    If we consider the nano-gap hypothesis correct, we will have two primary cases, as I see it:


    a) the 'elastic' case, where low pressure hydrogen will enter into existing cracks and react without essentially increasing the cracks' propagations. When reaction products have diffused from the solid, the cracks will be subject to new reactions. Perhaps 'elastic' is not the right term to use, but it's the one that comes into my mind, based upon elastic (non-destructive) stresses in the solid.


    b) the destructive case, where high pressure hydrogen makes the cracks propagate through the fuel material, eventually making the solid passive (or exhausted).

  • I have shown that the SAV idea is not related to LENR because this structure does not and can not form under the conditions present during LENR. Consequently, it is pointless to continue using this idea to explain LENR. Nevertheless, I realize people will continue to waste their time using this idea because they do not care to study all the literature. In my case, I have no interest in wasting my time arguing about the subject. I suggest, people who are interested should study the full range of what is known to be true rather than making guesses.


    As for the cracks, I propose stress causes a gap to slowly grow wider until a dimension is reached that allows the compound I call the Hydroton to form in the gap. Its formation stabilizes the gap, thereby preventing the gap from growing wider. Stress can be produced many different ways but the most common results from the reaction to form the metal hydride. After a gap has achieved this condition, a fusion process will be initiated by a random event in the gap, thereby releasing energy and photons from the Hydroton. The d lost to fusion will be replaced by diffusion from the surrounding lattice. The fusion process will repeat at each site as each experiences fusion and then replaces the d atoms to form a new Hydroton. The measured power results from many such sites combining to produce random bursts of energy.


    Consequently, the structure required for fusion to take place requires application of stress in the presence of d atoms in the lattice. One without the other will not produce LENR.

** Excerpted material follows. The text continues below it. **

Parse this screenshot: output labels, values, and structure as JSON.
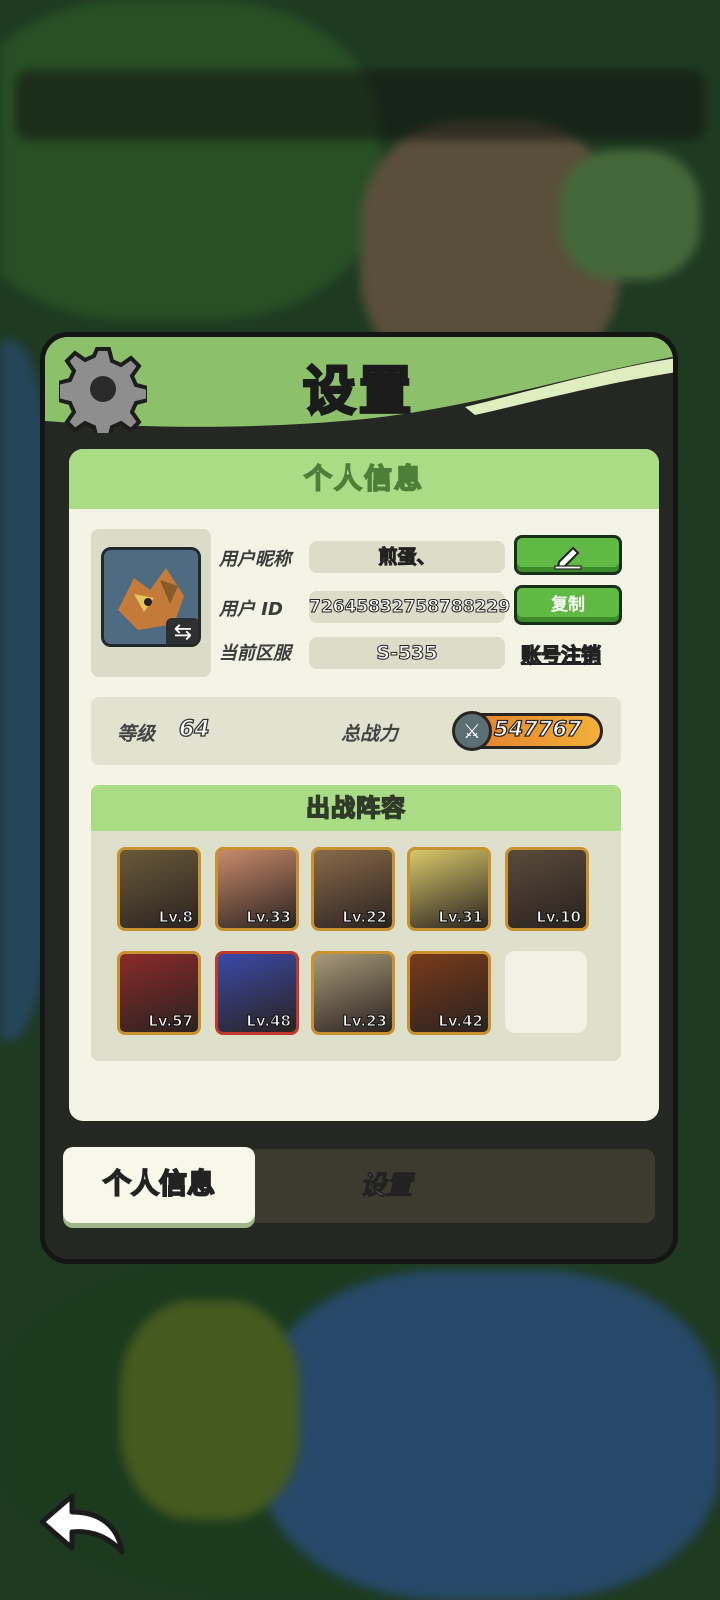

    This model has clear implications that when followed consistently have been shown to produce LENR.